Is a documentary vetted by North Korea still a documentary?
When it's Under the Sun, it is. A mind-bending account of life in the world's most secretive country, it was filmed over the course of a year by Russian filmmaker Vitaly Mansky, who was only allowed in with a pre-approved script, and on the proviso that officials have censorship rights over what was filmed.
Despite that, it sparked a diplomatic row when it was first released - and it's not hard to see why.
Under the Sun nominally tells the story of young Zin-mi as she gets initiated into the Children's Union and generally goes about her daily life.
Or should that be "daily life".
The bulk of the film is comprised of the approved set pieces: the rote learning of mindless propaganda at school, mass dancing and parading, leader worshipping. None of this is really surprising at all, but on the big screen it's more confronting, disquieting, surreal.
It's when the camera continues rolling in between takes that the documentary truly begins.
We become privy to the fussing, re-shooting, and specific direction given by the North Korean officials, making it clear that at best this is a highly massaged and scripted version of reality.
The audience's belief in what is real is challenged every step of the way; it's impossible to know what to believe.
It did surprise me that a few specific things were let in: Zin-mi's tears of frustration at being made to repeat new dance steps over and over; a girl falling asleep during a propaganda speech. One can only assume the authorities thought those shots communicated a different message.
It should be noted that Under the Sun is an excruciatingly slow watch - but purposefully so. The long shots and extended scenes give a sense of what the monotony of life must be like for the people of North Korea. This is complemented by the exacting camerawork, which captures the physical sparseness and robotic uniformity of Pyongyang.
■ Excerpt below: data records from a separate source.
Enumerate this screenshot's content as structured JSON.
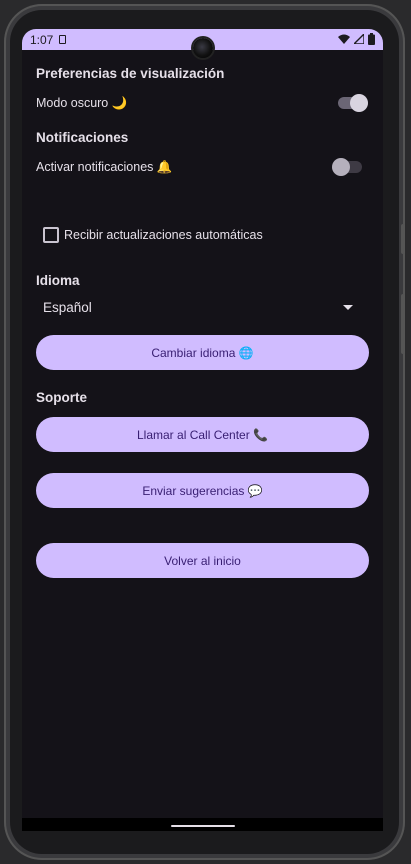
{
  "status_bar": {
    "time": "1:07",
    "icons": [
      "sim-card-icon",
      "wifi-icon",
      "signal-icon",
      "battery-icon"
    ]
  },
  "display": {
    "title": "Preferencias de visualización",
    "dark_mode_label": "Modo oscuro 🌙",
    "dark_mode_on": true
  },
  "notifications": {
    "title": "Notificaciones",
    "enable_label": "Activar notificaciones 🔔",
    "enable_on": false,
    "auto_updates_label": "Recibir actualizaciones automáticas",
    "auto_updates_checked": false
  },
  "language": {
    "title": "Idioma",
    "selected": "Español",
    "change_button": "Cambiar idioma 🌐"
  },
  "support": {
    "title": "Soporte",
    "call_button": "Llamar al Call Center 📞",
    "suggest_button": "Enviar sugerencias 💬"
  },
  "home_button": "Volver al inicio",
  "colors": {
    "accent": "#d0bcff",
    "background": "#141218",
    "on_accent": "#381e72",
    "text": "#e6e0e9"
  }
}
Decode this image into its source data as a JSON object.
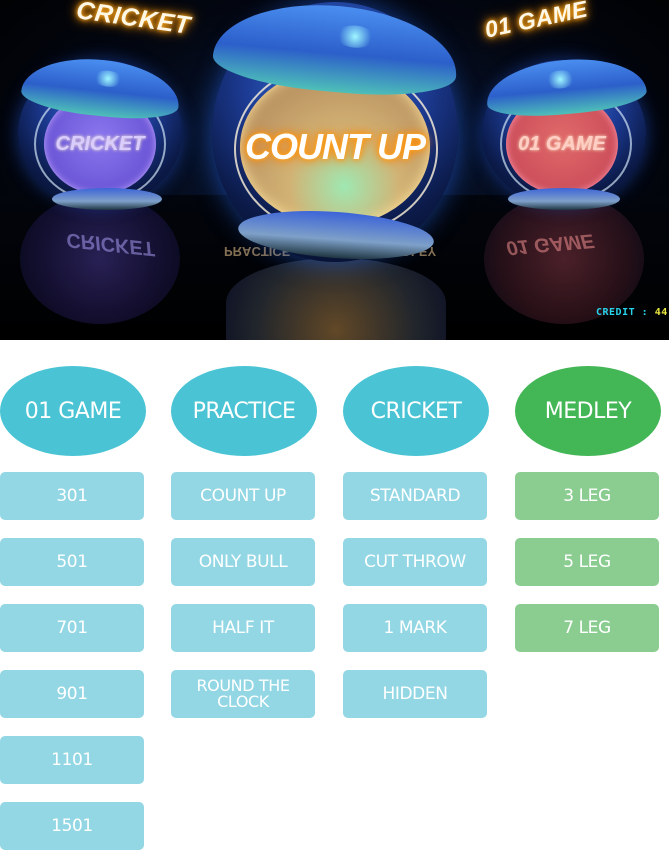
{
  "hero": {
    "floating_titles": {
      "left": "CRICKET",
      "right": "01 GAME"
    },
    "spheres": {
      "left": {
        "label": "CRICKET",
        "color": "#6a55d6"
      },
      "center": {
        "label": "COUNT UP",
        "color": "#c9a46a"
      },
      "right": {
        "label": "01 GAME",
        "color": "#cc4e5a"
      }
    },
    "reflections": {
      "practice": "PRACTICE",
      "medley": "MEDLEY",
      "left": "CRICKET",
      "right": "01 GAME"
    },
    "credit": {
      "label": "CREDIT",
      "separator": ":",
      "value": "44"
    }
  },
  "menu": {
    "colors": {
      "cyan_category": "#4ac4d4",
      "cyan_option": "#93d7e5",
      "green_category": "#43b656",
      "green_option": "#8bcd90"
    },
    "columns": [
      {
        "category": "01 GAME",
        "theme": "cyan",
        "options": [
          "301",
          "501",
          "701",
          "901",
          "1101",
          "1501"
        ]
      },
      {
        "category": "PRACTICE",
        "theme": "cyan",
        "options": [
          "COUNT UP",
          "ONLY BULL",
          "HALF IT",
          "ROUND THE CLOCK"
        ]
      },
      {
        "category": "CRICKET",
        "theme": "cyan",
        "options": [
          "STANDARD",
          "CUT THROW",
          "1 MARK",
          "HIDDEN"
        ]
      },
      {
        "category": "MEDLEY",
        "theme": "green",
        "options": [
          "3 LEG",
          "5 LEG",
          "7 LEG"
        ]
      }
    ]
  }
}
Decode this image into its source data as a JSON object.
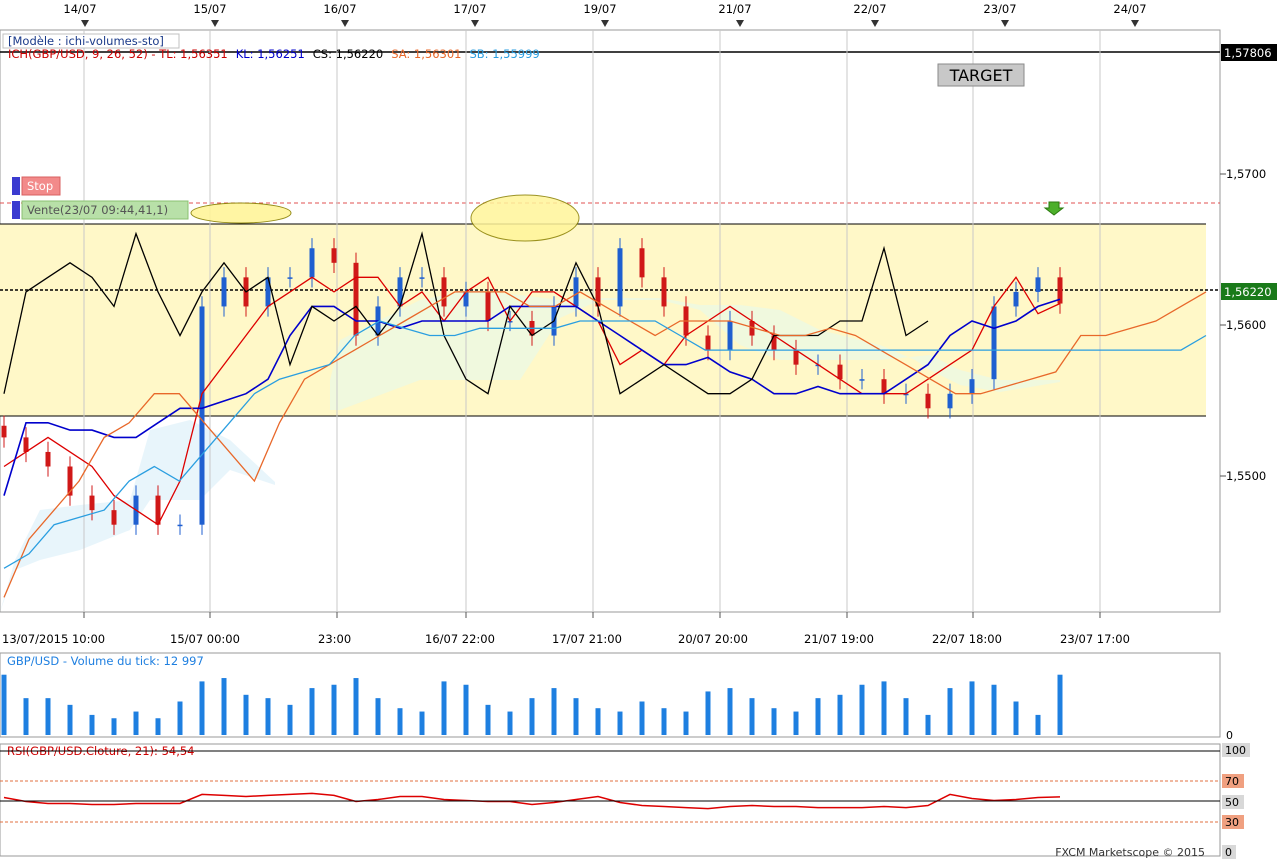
{
  "header": {
    "model_label": "[Modèle : ichi-volumes-sto]",
    "ichimoku": {
      "prefix": "ICH(GBP/USD, 9, 26, 52) - ",
      "tl": "TL: 1,56351",
      "kl": "KL: 1,56251",
      "cs": "CS: 1,56220",
      "sa": "SA: 1,56301",
      "sb": "SB: 1,55999"
    }
  },
  "markers": {
    "target": "TARGET",
    "stop": "Stop",
    "vente": "Vente(23/07 09:44,41,1)"
  },
  "date_axis": [
    "14/07",
    "15/07",
    "16/07",
    "17/07",
    "19/07",
    "21/07",
    "22/07",
    "23/07",
    "24/07"
  ],
  "time_axis": [
    "13/07/2015 10:00",
    "15/07 00:00",
    "23:00",
    "16/07 22:00",
    "17/07 21:00",
    "20/07 20:00",
    "21/07 19:00",
    "22/07 18:00",
    "23/07 17:00"
  ],
  "price_axis": {
    "ticks": [
      "1,5700",
      "1,5600",
      "1,5500"
    ],
    "target_level": "1,57806",
    "current_level": "1,56220"
  },
  "volume_panel": {
    "title": "GBP/USD - Volume du tick: 12 997",
    "zero": "0"
  },
  "rsi_panel": {
    "title": "RSI(GBP/USD.Cloture, 21): 54,54",
    "ticks": [
      "100",
      "70",
      "50",
      "30",
      "0"
    ]
  },
  "footer": {
    "copyright": "FXCM Marketscope © 2015"
  },
  "colors": {
    "tl": "#dd0000",
    "kl": "#0000cc",
    "cs": "#000000",
    "sa": "#e8682a",
    "sb": "#2a9ee0",
    "volume": "#1e7fe0",
    "rsi": "#dd0000",
    "range_fill": "#fff8c8",
    "bull": "#1f5fd0",
    "bear": "#d01818"
  },
  "chart_data": {
    "type": "candlestick",
    "symbol": "GBP/USD",
    "ylim": [
      1.541,
      1.581
    ],
    "range_box": [
      1.554,
      1.5666
    ],
    "target": 1.57806,
    "stop": 1.568,
    "current": 1.5622,
    "series": [
      {
        "name": "TL",
        "values": [
          1.551,
          1.552,
          1.553,
          1.552,
          1.551,
          1.549,
          1.548,
          1.547,
          1.55,
          1.556,
          1.558,
          1.56,
          1.562,
          1.563,
          1.564,
          1.563,
          1.564,
          1.564,
          1.562,
          1.563,
          1.561,
          1.563,
          1.564,
          1.561,
          1.563,
          1.563,
          1.562,
          1.561,
          1.558,
          1.559,
          1.558,
          1.56,
          1.561,
          1.562,
          1.561,
          1.56,
          1.559,
          1.558,
          1.557,
          1.556,
          1.556,
          1.556,
          1.557,
          1.558,
          1.559,
          1.562,
          1.564,
          1.5615,
          1.5622
        ]
      },
      {
        "name": "KL",
        "values": [
          1.549,
          1.554,
          1.554,
          1.5535,
          1.5535,
          1.553,
          1.553,
          1.554,
          1.555,
          1.555,
          1.5555,
          1.556,
          1.557,
          1.56,
          1.562,
          1.562,
          1.561,
          1.561,
          1.5605,
          1.561,
          1.561,
          1.561,
          1.561,
          1.562,
          1.562,
          1.562,
          1.562,
          1.561,
          1.56,
          1.559,
          1.558,
          1.558,
          1.5585,
          1.5575,
          1.557,
          1.556,
          1.556,
          1.5565,
          1.556,
          1.556,
          1.556,
          1.557,
          1.558,
          1.56,
          1.561,
          1.5605,
          1.561,
          1.562,
          1.5625
        ]
      },
      {
        "name": "CS",
        "values": [
          1.556,
          1.563,
          1.564,
          1.565,
          1.564,
          1.562,
          1.567,
          1.563,
          1.56,
          1.563,
          1.565,
          1.563,
          1.564,
          1.558,
          1.562,
          1.561,
          1.562,
          1.56,
          1.562,
          1.567,
          1.56,
          1.557,
          1.556,
          1.562,
          1.56,
          1.561,
          1.565,
          1.562,
          1.556,
          1.557,
          1.558,
          1.557,
          1.556,
          1.556,
          1.557,
          1.56,
          1.56,
          1.56,
          1.561,
          1.561,
          1.566,
          1.56,
          1.561,
          null,
          null,
          null,
          null,
          null,
          null
        ]
      },
      {
        "name": "SA",
        "values": [
          1.542,
          1.546,
          1.548,
          1.55,
          1.553,
          1.554,
          1.556,
          1.556,
          1.554,
          1.552,
          1.55,
          1.554,
          1.557,
          1.558,
          1.559,
          1.56,
          1.561,
          1.562,
          1.563,
          1.563,
          1.563,
          1.562,
          1.562,
          1.563,
          1.562,
          1.561,
          1.56,
          1.561,
          1.561,
          1.561,
          1.5605,
          1.56,
          1.56,
          1.5605,
          1.56,
          1.559,
          1.558,
          1.557,
          1.556,
          1.556,
          1.5565,
          1.557,
          1.5575,
          1.56,
          1.56,
          1.5605,
          1.561,
          1.562,
          1.563
        ]
      },
      {
        "name": "SB",
        "values": [
          1.544,
          1.545,
          1.547,
          1.5475,
          1.548,
          1.55,
          1.551,
          1.55,
          1.552,
          1.554,
          1.556,
          1.557,
          1.5575,
          1.558,
          1.56,
          1.561,
          1.5605,
          1.56,
          1.56,
          1.5605,
          1.5605,
          1.5605,
          1.5605,
          1.561,
          1.561,
          1.561,
          1.561,
          1.56,
          1.559,
          1.559,
          1.559,
          1.559,
          1.559,
          1.559,
          1.559,
          1.559,
          1.559,
          1.559,
          1.559,
          1.559,
          1.559,
          1.559,
          1.559,
          1.559,
          1.559,
          1.559,
          1.559,
          1.559,
          1.56
        ]
      }
    ],
    "candles_close": [
      1.553,
      1.552,
      1.551,
      1.549,
      1.548,
      1.547,
      1.549,
      1.547,
      1.547,
      1.562,
      1.564,
      1.562,
      1.564,
      1.564,
      1.566,
      1.565,
      1.56,
      1.562,
      1.564,
      1.564,
      1.562,
      1.563,
      1.561,
      1.561,
      1.56,
      1.562,
      1.564,
      1.562,
      1.566,
      1.564,
      1.562,
      1.56,
      1.559,
      1.561,
      1.56,
      1.559,
      1.558,
      1.558,
      1.557,
      1.557,
      1.556,
      1.556,
      1.555,
      1.556,
      1.557,
      1.562,
      1.563,
      1.564,
      1.5622
    ],
    "volume": [
      0.9,
      0.55,
      0.55,
      0.45,
      0.3,
      0.25,
      0.35,
      0.25,
      0.5,
      0.8,
      0.85,
      0.6,
      0.55,
      0.45,
      0.7,
      0.75,
      0.85,
      0.55,
      0.4,
      0.35,
      0.8,
      0.75,
      0.45,
      0.35,
      0.55,
      0.7,
      0.55,
      0.4,
      0.35,
      0.5,
      0.4,
      0.35,
      0.65,
      0.7,
      0.55,
      0.4,
      0.35,
      0.55,
      0.6,
      0.75,
      0.8,
      0.55,
      0.3,
      0.7,
      0.8,
      0.75,
      0.5,
      0.3,
      0.9
    ],
    "rsi": [
      54,
      50,
      48,
      48,
      47,
      47,
      48,
      48,
      48,
      57,
      56,
      55,
      56,
      57,
      58,
      56,
      50,
      52,
      55,
      55,
      52,
      51,
      50,
      50,
      47,
      49,
      52,
      55,
      49,
      46,
      45,
      44,
      43,
      45,
      46,
      45,
      45,
      44,
      44,
      44,
      45,
      44,
      46,
      57,
      53,
      51,
      52,
      54,
      54.54
    ]
  }
}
But the pièce de résistance is the score. It's used sparsely but with devastating effect, the mournful strings heightening the intensity of this farce of the most tragic proportions.
This film is playing as part of the 2016 New Zealand International Film Festival.
Under the Sun:: Director: Vitaly Mansky:: Rating: Exempt:: Running Time: 106 minutes
Reviewed by Kim Choe/Newshub.